He called Congresswoman Kay Grange, visited her office and spoke with one of her representatives about the travel ban. Then protests broke out all over the country, including at the Dallas/Fort Worth Airport. “I saw mothers and grandparents on the news getting separated from their families and I got kind of emotional thinking about it and thinking about my own family,” he says. I mean, this isn’t the America that I know.” While standing alone on the cement-lined, grassy island, Mc Cray has heard it all – boos, car horns, cheers and, of course, his fair share of ‘fuck you.’” According to the , 51.7 percent of Forth Worth residents voted for Donald Trump, which isn’t an overwhelming number, but enough to garner some unpleasant reactions to his sign. And maybe it will stick with them.” Mc Cray has since started taking the sign with him on his travels.
“There just wasn’t any compassion as to how it was implemented. Some people have called the cops on him, others hold up the peace sign. They just saw him standing there and wondered what he was doing out there with that sign. “I made up my own story about him, about who he was and why he was doing what he was doing, and how he had to get out there and just do something – anything. He’s recently been to Oklahoma, Florida and South Carolina.
He says he didn’t put a whole lot of thought into it, but ideally had two specific requirements: within walking distance of his home, and a lot of traffic. This right here is different.” When asked why it was different, Mc Cray pauses.
So, he chose an intersection that fit the bill, with a four-way stop and an island off to the side for him to stand on. He speaks in a heavier and much more somber tone than the lighthearted, jovial one he’s been using.
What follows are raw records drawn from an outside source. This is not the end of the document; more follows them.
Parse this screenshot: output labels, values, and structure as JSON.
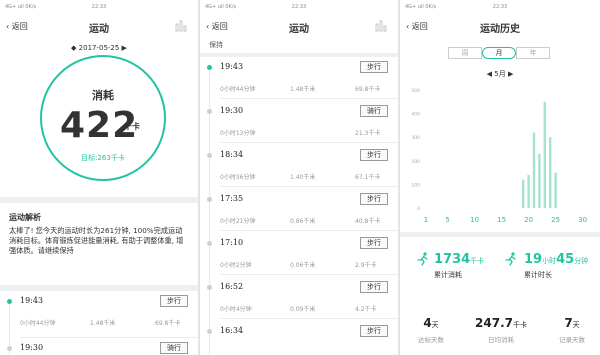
{
  "status": {
    "left": "4G+ ull 0K/s",
    "time": "22:33"
  },
  "panel1": {
    "back": "返回",
    "title": "运动",
    "date": "◆ 2017-05-25 ▶",
    "ring_label": "消耗",
    "calories": "422",
    "unit": "千卡",
    "goal": "目标:263千卡",
    "analysis_title": "运动解析",
    "analysis_text": "太棒了! 您今天的运动时长为261分钟, 100%完成运动消耗目标。体育锻炼促进能量消耗, 有助于调整体重, 增强体质。请继续保持",
    "entries": [
      {
        "time": "19:43",
        "button": "步行",
        "duration": "0小时44分钟",
        "distance": "1.48千米",
        "kcal": "69.8千卡"
      },
      {
        "time": "19:30",
        "button": "骑行",
        "duration": "",
        "distance": "",
        "kcal": ""
      }
    ]
  },
  "panel2": {
    "back": "返回",
    "title": "运动",
    "top_text": "保持",
    "entries": [
      {
        "time": "19:43",
        "button": "步行",
        "duration": "0小时44分钟",
        "distance": "1.48千米",
        "kcal": "69.8千卡"
      },
      {
        "time": "19:30",
        "button": "骑行",
        "duration": "0小时13分钟",
        "distance": "",
        "kcal": "21.3千卡"
      },
      {
        "time": "18:34",
        "button": "步行",
        "duration": "0小时36分钟",
        "distance": "1.40千米",
        "kcal": "67.1千卡"
      },
      {
        "time": "17:35",
        "button": "步行",
        "duration": "0小时21分钟",
        "distance": "0.86千米",
        "kcal": "40.8千卡"
      },
      {
        "time": "17:10",
        "button": "步行",
        "duration": "0小时2分钟",
        "distance": "0.06千米",
        "kcal": "2.9千卡"
      },
      {
        "time": "16:52",
        "button": "步行",
        "duration": "0小时4分钟",
        "distance": "0.09千米",
        "kcal": "4.2千卡"
      },
      {
        "time": "16:34",
        "button": "步行",
        "duration": "",
        "distance": "",
        "kcal": ""
      }
    ]
  },
  "panel3": {
    "back": "返回",
    "title": "运动历史",
    "tabs": [
      "周",
      "月",
      "年"
    ],
    "month": "◀ 5月 ▶",
    "stat1_value": "1734",
    "stat1_unit": "千卡",
    "stat1_label": "累计消耗",
    "stat2_value": "19",
    "stat2_unit1": "小时",
    "stat2_value2": "45",
    "stat2_unit2": "分钟",
    "stat2_label": "累计时长",
    "b1_value": "4",
    "b1_unit": "天",
    "b1_label": "达标天数",
    "b2_value": "247.7",
    "b2_unit": "千卡",
    "b2_label": "日均消耗",
    "b3_value": "7",
    "b3_unit": "天",
    "b3_label": "记录天数"
  },
  "chart_data": {
    "type": "bar",
    "x_ticks": [
      "1",
      "5",
      "10",
      "15",
      "20",
      "25",
      "30"
    ],
    "y_ticks": [
      "0",
      "100",
      "200",
      "300",
      "400",
      "500"
    ],
    "ylim": [
      0,
      500
    ],
    "xlim": [
      1,
      31
    ],
    "x": [
      19,
      20,
      21,
      22,
      23,
      24,
      25
    ],
    "values": [
      120,
      140,
      320,
      230,
      450,
      300,
      150
    ],
    "color": "#a6e3cf"
  },
  "accent": "#1fc4a4"
}
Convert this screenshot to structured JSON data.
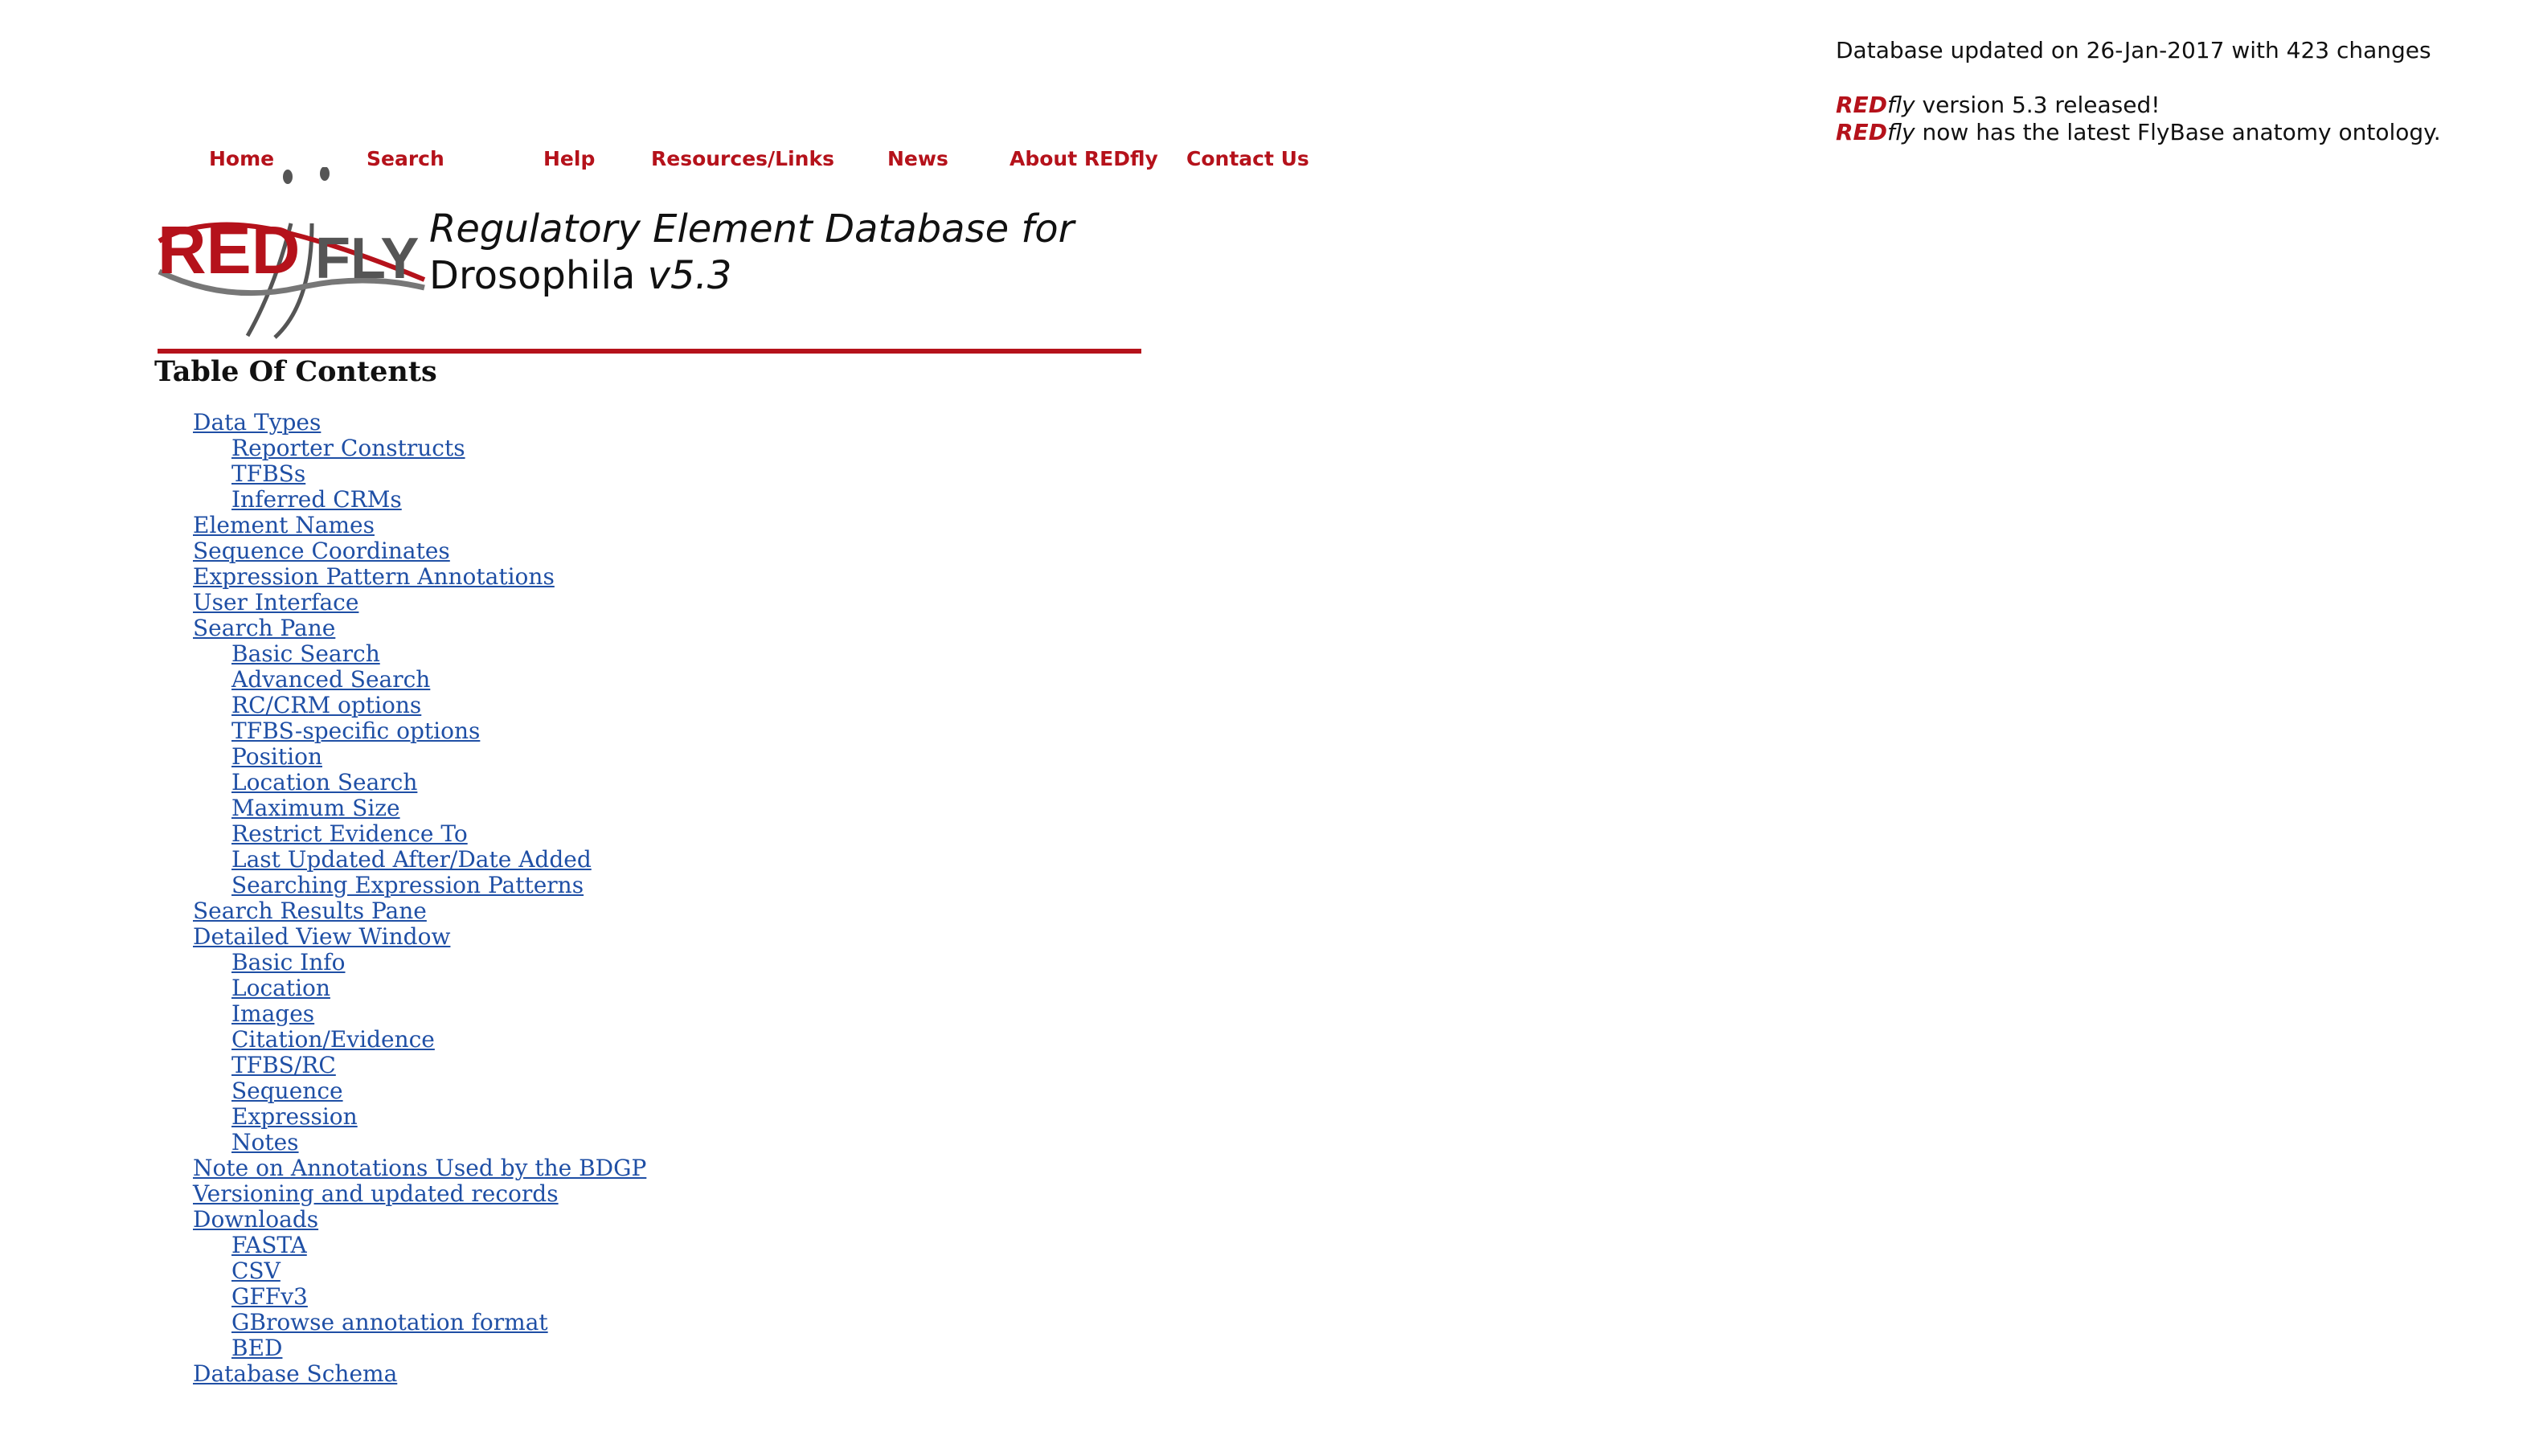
{
  "notice": {
    "updated": "Database updated on 26-Jan-2017 with 423 changes",
    "brand_red": "RED",
    "brand_fly": "fly",
    "line2_rest": " version 5.3 released!",
    "line3_rest": " now has the latest FlyBase anatomy ontology."
  },
  "nav": {
    "items": [
      {
        "label": "Home"
      },
      {
        "label": "Search"
      },
      {
        "label": "Help"
      },
      {
        "label": "Resources/Links"
      },
      {
        "label": "News"
      },
      {
        "label": "About REDfly"
      },
      {
        "label": "Contact Us"
      }
    ]
  },
  "logo": {
    "red_text": "RED",
    "fly_text": "FLY"
  },
  "title": {
    "line1": "Regulatory Element Database for",
    "line2_plain": "Drosophila ",
    "line2_italic": "v5.3"
  },
  "toc": {
    "heading": "Table Of Contents",
    "items": [
      {
        "label": "Data Types",
        "level": 0
      },
      {
        "label": "Reporter Constructs",
        "level": 1
      },
      {
        "label": "TFBSs",
        "level": 1
      },
      {
        "label": "Inferred CRMs",
        "level": 1
      },
      {
        "label": "Element Names",
        "level": 0
      },
      {
        "label": "Sequence Coordinates",
        "level": 0
      },
      {
        "label": "Expression Pattern Annotations",
        "level": 0
      },
      {
        "label": "User Interface",
        "level": 0
      },
      {
        "label": "Search Pane",
        "level": 0
      },
      {
        "label": "Basic Search",
        "level": 1
      },
      {
        "label": "Advanced Search",
        "level": 1
      },
      {
        "label": "RC/CRM options",
        "level": 1
      },
      {
        "label": "TFBS-specific options",
        "level": 1
      },
      {
        "label": "Position",
        "level": 1
      },
      {
        "label": "Location Search",
        "level": 1
      },
      {
        "label": "Maximum Size",
        "level": 1
      },
      {
        "label": "Restrict Evidence To",
        "level": 1
      },
      {
        "label": "Last Updated After/Date Added",
        "level": 1
      },
      {
        "label": "Searching Expression Patterns",
        "level": 1
      },
      {
        "label": "Search Results Pane",
        "level": 0
      },
      {
        "label": "Detailed View Window",
        "level": 0
      },
      {
        "label": "Basic Info",
        "level": 1
      },
      {
        "label": "Location",
        "level": 1
      },
      {
        "label": "Images",
        "level": 1
      },
      {
        "label": "Citation/Evidence",
        "level": 1
      },
      {
        "label": "TFBS/RC",
        "level": 1
      },
      {
        "label": "Sequence",
        "level": 1
      },
      {
        "label": "Expression",
        "level": 1
      },
      {
        "label": "Notes",
        "level": 1
      },
      {
        "label": "Note on Annotations Used by the BDGP",
        "level": 0
      },
      {
        "label": "Versioning and updated records",
        "level": 0
      },
      {
        "label": "Downloads",
        "level": 0
      },
      {
        "label": "FASTA",
        "level": 1
      },
      {
        "label": "CSV",
        "level": 1
      },
      {
        "label": "GFFv3",
        "level": 1
      },
      {
        "label": "GBrowse annotation format",
        "level": 1
      },
      {
        "label": "BED",
        "level": 1
      },
      {
        "label": "Database Schema",
        "level": 0
      }
    ]
  },
  "colors": {
    "brand_red": "#b5121b",
    "link_blue": "#1f4fa5",
    "logo_gray": "#555555"
  }
}
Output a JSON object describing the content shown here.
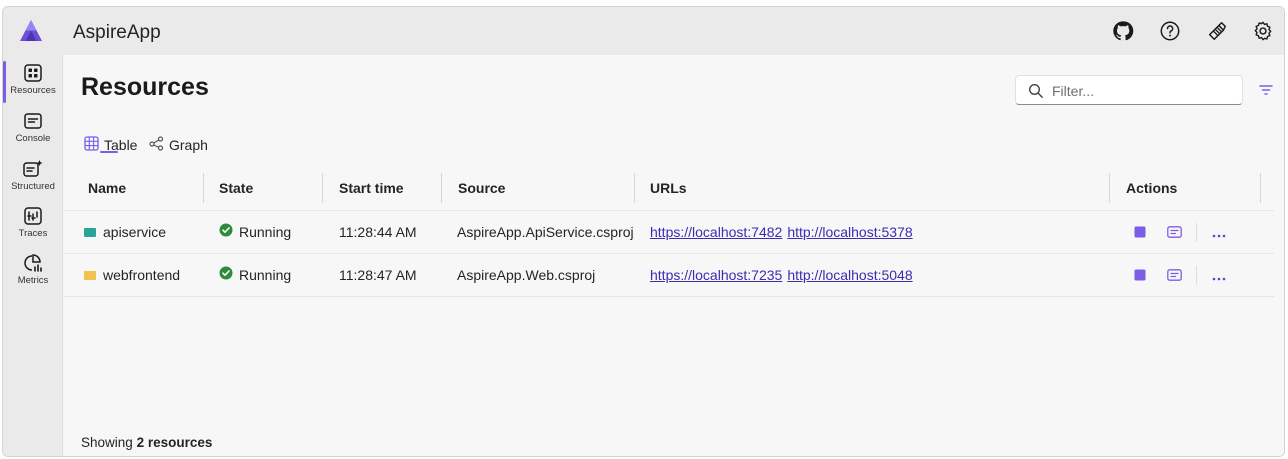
{
  "app": {
    "title": "AspireApp",
    "accent_color": "#7b5de8",
    "logo_icon": "aspire-logo-icon"
  },
  "header_icons": [
    {
      "name": "github-icon"
    },
    {
      "name": "help-icon"
    },
    {
      "name": "learn-icon"
    },
    {
      "name": "settings-icon"
    }
  ],
  "sidebar": {
    "items": [
      {
        "label": "Resources",
        "icon": "resources-icon",
        "active": true
      },
      {
        "label": "Console",
        "icon": "console-icon",
        "active": false
      },
      {
        "label": "Structured",
        "icon": "structured-logs-icon",
        "active": false
      },
      {
        "label": "Traces",
        "icon": "traces-icon",
        "active": false
      },
      {
        "label": "Metrics",
        "icon": "metrics-icon",
        "active": false
      }
    ]
  },
  "main": {
    "title": "Resources",
    "filter": {
      "placeholder": "Filter...",
      "value": ""
    },
    "tabs": [
      {
        "label": "Table",
        "icon": "table-icon",
        "selected": true
      },
      {
        "label": "Graph",
        "icon": "graph-icon",
        "selected": false
      }
    ]
  },
  "table": {
    "columns": [
      "Name",
      "State",
      "Start time",
      "Source",
      "URLs",
      "Actions"
    ],
    "rows": [
      {
        "name": "apiservice",
        "type_color": "#2aa39a",
        "state": "Running",
        "start_time": "11:28:44 AM",
        "source": "AspireApp.ApiService.csproj",
        "urls": [
          "https://localhost:7482",
          "http://localhost:5378"
        ]
      },
      {
        "name": "webfrontend",
        "type_color": "#f2c14e",
        "state": "Running",
        "start_time": "11:28:47 AM",
        "source": "AspireApp.Web.csproj",
        "urls": [
          "https://localhost:7235",
          "http://localhost:5048"
        ]
      }
    ]
  },
  "footer": {
    "prefix": "Showing",
    "count_text": "2 resources"
  },
  "colors": {
    "running": "#2e8b3a",
    "link": "#3a2db0",
    "stop": "#7b5de8"
  }
}
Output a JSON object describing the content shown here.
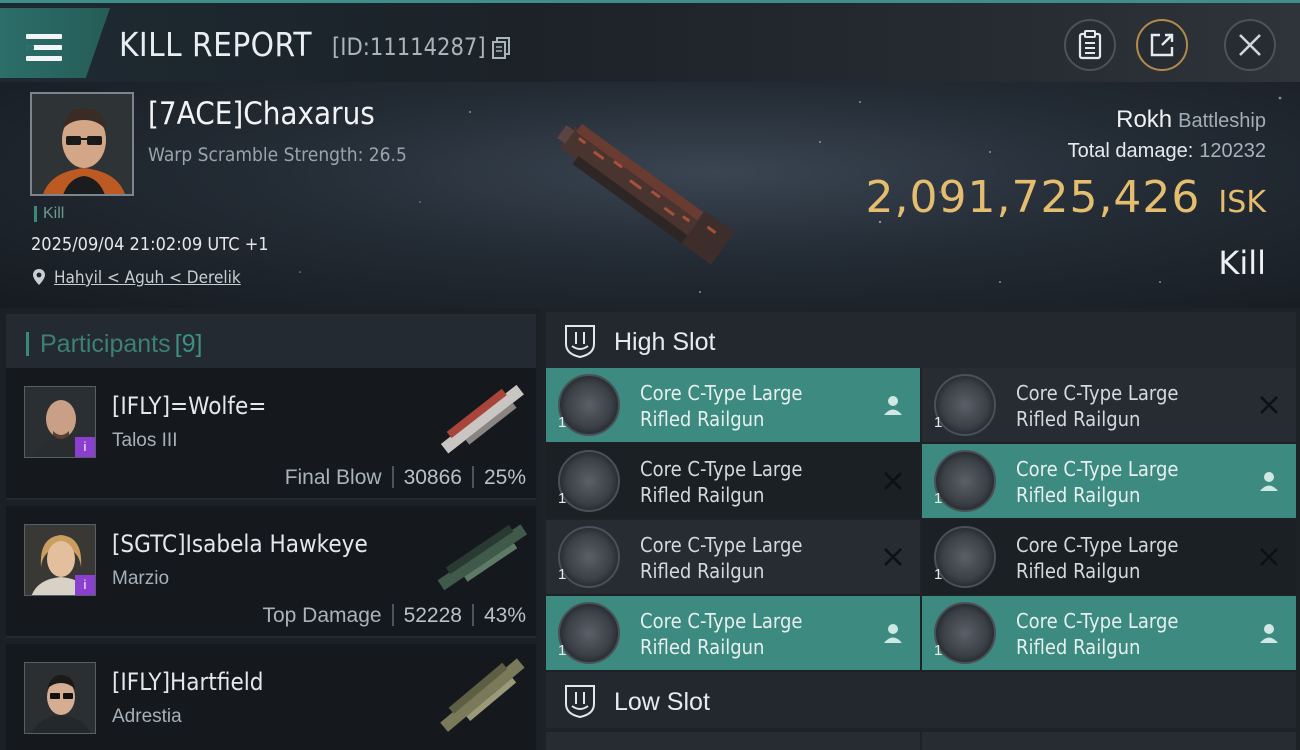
{
  "header": {
    "title": "KILL REPORT",
    "report_id": "[ID:11114287]"
  },
  "victim": {
    "name": "[7ACE]Chaxarus",
    "warp_scramble": "Warp Scramble Strength: 26.5",
    "tag": "Kill",
    "date": "2025/09/04 21:02:09 UTC +1",
    "location": "Hahyil < Aguh < Derelik",
    "ship_name": "Rokh",
    "ship_class": "Battleship",
    "total_damage_label": "Total damage:",
    "total_damage_value": "120232",
    "isk_value": "2,091,725,426",
    "isk_unit": "ISK",
    "outcome": "Kill"
  },
  "participants": {
    "label": "Participants",
    "count": "[9]",
    "items": [
      {
        "name": "[IFLY]=Wolfe=",
        "ship": "Talos III",
        "role": "Final Blow",
        "damage": "30866",
        "percent": "25%",
        "badge": "i"
      },
      {
        "name": "[SGTC]Isabela Hawkeye",
        "ship": "Marzio",
        "role": "Top Damage",
        "damage": "52228",
        "percent": "43%",
        "badge": "i"
      },
      {
        "name": "[IFLY]Hartfield",
        "ship": "Adrestia",
        "role": "",
        "damage": "",
        "percent": "",
        "badge": ""
      }
    ]
  },
  "slots": {
    "high": {
      "title": "High Slot",
      "modules": [
        {
          "name_line1": "Core C-Type Large",
          "name_line2": "Rifled Railgun",
          "qty": "1",
          "status": "dropped"
        },
        {
          "name_line1": "Core C-Type Large",
          "name_line2": "Rifled Railgun",
          "qty": "1",
          "status": "destroyed"
        },
        {
          "name_line1": "Core C-Type Large",
          "name_line2": "Rifled Railgun",
          "qty": "1",
          "status": "destroyed"
        },
        {
          "name_line1": "Core C-Type Large",
          "name_line2": "Rifled Railgun",
          "qty": "1",
          "status": "dropped"
        },
        {
          "name_line1": "Core C-Type Large",
          "name_line2": "Rifled Railgun",
          "qty": "1",
          "status": "destroyed"
        },
        {
          "name_line1": "Core C-Type Large",
          "name_line2": "Rifled Railgun",
          "qty": "1",
          "status": "destroyed"
        },
        {
          "name_line1": "Core C-Type Large",
          "name_line2": "Rifled Railgun",
          "qty": "1",
          "status": "dropped"
        },
        {
          "name_line1": "Core C-Type Large",
          "name_line2": "Rifled Railgun",
          "qty": "1",
          "status": "dropped"
        }
      ]
    },
    "low": {
      "title": "Low Slot"
    }
  },
  "icons": {
    "menu": "menu-icon",
    "copy": "copy-icon",
    "clipboard": "clipboard-icon",
    "share": "share-icon",
    "close": "close-icon",
    "location": "location-pin-icon",
    "dropped": "person-icon",
    "destroyed": "x-icon",
    "slot": "slot-shield-icon"
  },
  "colors": {
    "accent": "#3d8a80",
    "isk": "#e5bd6e",
    "badge": "#8a3fcf"
  }
}
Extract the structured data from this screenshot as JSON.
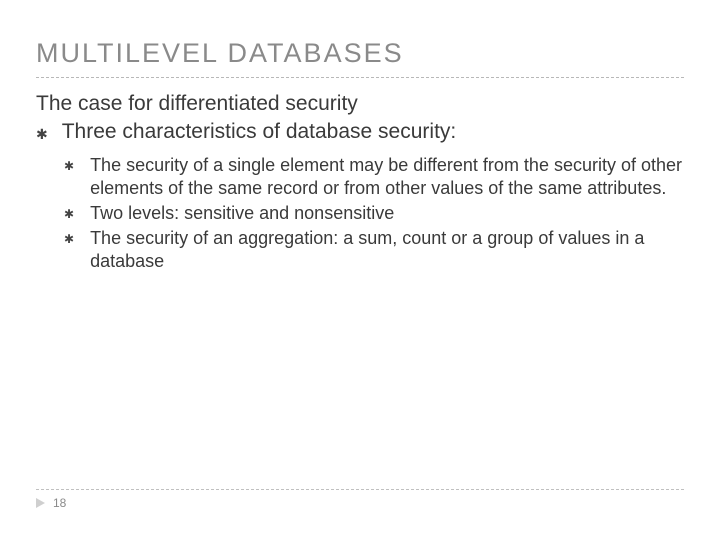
{
  "title": "MULTILEVEL DATABASES",
  "subtitle": "The case for differentiated security",
  "bullet_glyph": "✱",
  "main_point": "Three characteristics of database security:",
  "sub_points": [
    "The security of a single element may be different from the security of other elements of the same record or from other values of the same attributes.",
    "Two levels: sensitive and nonsensitive",
    "The security of an aggregation: a sum, count or a group of values in a database"
  ],
  "page_number": "18"
}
And that’s kind of how I felt.” Mc Cray maintains that he isn’t political.